  • Motion Sickness.
  • High triglyceride levels.


Milk thistle and the portal circulation

The portal circulation is the circulation of blood from the intestines to the liver. The portal vein sends oxygen-poor, nutrient-rich blood to the intestines, stomach, spleen and liver. Milk thistle stimulates the function of the portal vein. In addition, milk thistle is haemostatic. In addition, your blood pressure may be lower due to liver disease. Milk thistle raises blood pressure to healthy values. In phytotherapy, this plant is a natural medicine for:

  • Portal hypertension, overpressure in the portal circulation,
  • Hemorrhoids, varicose veins, varicose ulcer,
  • Nosebleeds, esophageal bleeding if these are related to overpressure portal blood vessels,
  • Abundant menstruation, abnormal uterine bleeding.

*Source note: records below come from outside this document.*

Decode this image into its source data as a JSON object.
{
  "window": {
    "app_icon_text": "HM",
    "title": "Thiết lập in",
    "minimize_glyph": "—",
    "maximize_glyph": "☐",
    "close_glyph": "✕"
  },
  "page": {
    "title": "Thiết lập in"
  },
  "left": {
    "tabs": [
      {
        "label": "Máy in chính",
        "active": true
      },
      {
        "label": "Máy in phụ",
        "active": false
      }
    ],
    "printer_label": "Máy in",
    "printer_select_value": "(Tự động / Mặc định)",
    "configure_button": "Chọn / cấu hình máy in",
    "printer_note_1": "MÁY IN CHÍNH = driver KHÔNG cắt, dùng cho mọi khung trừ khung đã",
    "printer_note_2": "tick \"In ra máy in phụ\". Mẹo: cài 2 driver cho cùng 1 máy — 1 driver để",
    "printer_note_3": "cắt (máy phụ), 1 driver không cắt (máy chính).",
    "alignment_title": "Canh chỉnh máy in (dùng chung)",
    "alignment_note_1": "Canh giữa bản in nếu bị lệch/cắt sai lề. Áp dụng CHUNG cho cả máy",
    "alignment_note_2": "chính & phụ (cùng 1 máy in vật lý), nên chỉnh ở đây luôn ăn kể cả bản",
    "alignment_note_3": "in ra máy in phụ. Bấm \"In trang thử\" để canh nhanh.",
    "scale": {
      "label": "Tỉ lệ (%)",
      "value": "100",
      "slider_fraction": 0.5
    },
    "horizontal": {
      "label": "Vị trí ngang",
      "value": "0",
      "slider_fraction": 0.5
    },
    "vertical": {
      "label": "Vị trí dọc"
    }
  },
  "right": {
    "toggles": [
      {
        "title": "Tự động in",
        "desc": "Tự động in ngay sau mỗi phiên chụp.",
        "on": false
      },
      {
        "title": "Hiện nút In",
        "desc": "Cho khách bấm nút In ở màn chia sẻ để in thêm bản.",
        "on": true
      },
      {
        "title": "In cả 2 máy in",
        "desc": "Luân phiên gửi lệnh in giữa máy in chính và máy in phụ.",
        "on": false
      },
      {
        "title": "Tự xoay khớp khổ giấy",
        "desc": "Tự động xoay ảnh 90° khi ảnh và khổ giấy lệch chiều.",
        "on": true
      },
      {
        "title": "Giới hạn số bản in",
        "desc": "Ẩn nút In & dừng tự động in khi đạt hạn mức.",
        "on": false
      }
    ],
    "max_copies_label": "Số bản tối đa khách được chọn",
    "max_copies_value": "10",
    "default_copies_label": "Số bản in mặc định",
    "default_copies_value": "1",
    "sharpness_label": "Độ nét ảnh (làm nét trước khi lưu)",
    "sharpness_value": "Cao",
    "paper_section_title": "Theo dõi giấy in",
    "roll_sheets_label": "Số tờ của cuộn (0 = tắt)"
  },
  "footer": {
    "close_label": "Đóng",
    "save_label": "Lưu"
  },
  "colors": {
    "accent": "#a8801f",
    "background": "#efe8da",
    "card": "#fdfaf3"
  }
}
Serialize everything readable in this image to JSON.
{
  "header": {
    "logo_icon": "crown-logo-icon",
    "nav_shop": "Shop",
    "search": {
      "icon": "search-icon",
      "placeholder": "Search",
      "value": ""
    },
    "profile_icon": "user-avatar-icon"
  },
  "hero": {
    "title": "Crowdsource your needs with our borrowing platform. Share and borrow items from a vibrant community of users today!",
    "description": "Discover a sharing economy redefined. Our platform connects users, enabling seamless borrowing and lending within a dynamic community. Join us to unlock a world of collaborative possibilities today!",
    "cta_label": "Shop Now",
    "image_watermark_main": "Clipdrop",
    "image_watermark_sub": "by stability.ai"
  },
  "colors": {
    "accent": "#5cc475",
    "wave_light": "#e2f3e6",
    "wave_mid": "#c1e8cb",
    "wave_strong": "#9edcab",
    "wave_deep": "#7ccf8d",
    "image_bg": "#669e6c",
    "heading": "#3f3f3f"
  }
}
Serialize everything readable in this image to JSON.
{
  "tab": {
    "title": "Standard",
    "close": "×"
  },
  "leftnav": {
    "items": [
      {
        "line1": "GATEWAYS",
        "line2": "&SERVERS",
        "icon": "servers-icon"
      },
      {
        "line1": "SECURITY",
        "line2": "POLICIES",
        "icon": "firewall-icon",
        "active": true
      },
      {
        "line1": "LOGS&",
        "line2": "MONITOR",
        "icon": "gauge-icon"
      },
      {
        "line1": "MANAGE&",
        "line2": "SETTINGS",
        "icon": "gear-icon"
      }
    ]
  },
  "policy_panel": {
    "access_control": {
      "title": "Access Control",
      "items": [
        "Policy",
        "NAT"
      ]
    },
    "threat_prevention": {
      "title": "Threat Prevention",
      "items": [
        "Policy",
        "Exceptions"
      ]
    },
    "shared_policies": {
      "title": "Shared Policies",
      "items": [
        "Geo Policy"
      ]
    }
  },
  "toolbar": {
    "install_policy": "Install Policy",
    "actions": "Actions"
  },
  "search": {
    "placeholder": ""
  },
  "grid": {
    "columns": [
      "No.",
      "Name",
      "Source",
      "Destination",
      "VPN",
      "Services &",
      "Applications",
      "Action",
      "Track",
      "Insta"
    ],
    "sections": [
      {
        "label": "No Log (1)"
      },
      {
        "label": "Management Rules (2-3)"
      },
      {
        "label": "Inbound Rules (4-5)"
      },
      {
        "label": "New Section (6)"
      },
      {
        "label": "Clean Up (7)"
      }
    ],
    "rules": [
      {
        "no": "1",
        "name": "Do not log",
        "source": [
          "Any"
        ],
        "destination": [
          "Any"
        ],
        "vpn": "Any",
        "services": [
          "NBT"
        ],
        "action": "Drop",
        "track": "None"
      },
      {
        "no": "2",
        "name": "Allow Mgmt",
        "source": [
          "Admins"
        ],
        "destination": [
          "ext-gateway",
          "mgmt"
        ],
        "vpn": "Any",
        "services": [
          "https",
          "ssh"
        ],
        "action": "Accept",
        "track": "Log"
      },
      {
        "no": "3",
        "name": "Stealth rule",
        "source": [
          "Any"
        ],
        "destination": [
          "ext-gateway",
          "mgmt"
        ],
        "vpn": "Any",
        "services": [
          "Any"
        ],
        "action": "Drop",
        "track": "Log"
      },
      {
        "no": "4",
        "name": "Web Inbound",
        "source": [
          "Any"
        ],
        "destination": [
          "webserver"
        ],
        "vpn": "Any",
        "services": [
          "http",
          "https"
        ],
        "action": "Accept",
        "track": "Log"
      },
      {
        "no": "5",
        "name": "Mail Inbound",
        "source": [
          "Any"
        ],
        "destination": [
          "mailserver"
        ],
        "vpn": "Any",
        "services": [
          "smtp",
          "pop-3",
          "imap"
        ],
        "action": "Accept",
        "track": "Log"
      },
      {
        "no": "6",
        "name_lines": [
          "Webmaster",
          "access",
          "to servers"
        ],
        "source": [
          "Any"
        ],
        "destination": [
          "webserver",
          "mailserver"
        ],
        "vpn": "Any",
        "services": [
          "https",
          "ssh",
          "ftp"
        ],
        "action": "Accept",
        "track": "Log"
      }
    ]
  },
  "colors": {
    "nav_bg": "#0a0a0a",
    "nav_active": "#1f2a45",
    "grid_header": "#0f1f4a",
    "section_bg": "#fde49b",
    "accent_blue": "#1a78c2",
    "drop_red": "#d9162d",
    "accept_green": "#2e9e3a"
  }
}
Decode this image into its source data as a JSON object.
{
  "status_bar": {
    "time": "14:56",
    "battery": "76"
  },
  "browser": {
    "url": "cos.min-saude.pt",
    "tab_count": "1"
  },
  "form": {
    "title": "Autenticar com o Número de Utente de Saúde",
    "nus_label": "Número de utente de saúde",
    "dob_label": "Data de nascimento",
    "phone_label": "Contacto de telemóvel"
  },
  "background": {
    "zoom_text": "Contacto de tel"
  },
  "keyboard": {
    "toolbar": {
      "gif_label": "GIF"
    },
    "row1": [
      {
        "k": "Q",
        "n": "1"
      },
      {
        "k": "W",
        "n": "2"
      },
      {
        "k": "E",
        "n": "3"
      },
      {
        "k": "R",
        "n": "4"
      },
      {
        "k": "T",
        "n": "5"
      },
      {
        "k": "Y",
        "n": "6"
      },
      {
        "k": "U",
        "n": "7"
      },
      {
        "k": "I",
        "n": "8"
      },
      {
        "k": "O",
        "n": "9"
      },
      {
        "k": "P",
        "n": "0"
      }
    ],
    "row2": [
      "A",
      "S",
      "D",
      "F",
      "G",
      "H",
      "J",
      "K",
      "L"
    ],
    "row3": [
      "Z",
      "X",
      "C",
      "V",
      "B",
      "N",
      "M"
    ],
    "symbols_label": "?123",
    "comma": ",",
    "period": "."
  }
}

Other medicinal properties of milk thistle

The medicinal properties already mentioned are the primary activities for which herbalists use milk thistle. In addition, there are a number of secondary effects of this stimulating plant:

Milk thistle leaves / Source: Giancarlo Dessì, Wikimedia Commons (CC BY-SA-3.0)

  • In addition to the liver, milk thistle protects the kidneys from toxic substances,
  • The bitter substances make it a digestive and mild laxative herb,
  • It promotes breast milk formation,
  • It inhibits inflammation,
  • Milk thistle is diuretic and blood purifying,
  • It has a relaxing effect,
  • It is an antipyretic plant,
  • The pancreas is protected and blood sugar levels lower, making it a remedy for diabetes mellitus,
  • Because it prevents the formation of blood vessels in tumors, it is an anti-cancer plant.


Consult a herbal therapist

Anyone who wants to use milk thistle as a medicinal remedy is recommended to consult a herbal therapist. Milk thistle extracts and medicines in the form of mother tinctures, powders, nebulisate, liquid extract, ointment, cream and capsules should only be used on the prescription of authorized persons. A herbal therapist can tell you more about this, as well as about any side effects and interactions with other medicines or herbs. There are also beneficial combinations with herbs. All medicinal effects of this medicinal herb mentioned in this article are based on scientific research and come from Geert Verhelst’s Large Handbook of Medicinal Plants, a standard work in the field of healing plants. The book is used in phytotherapy.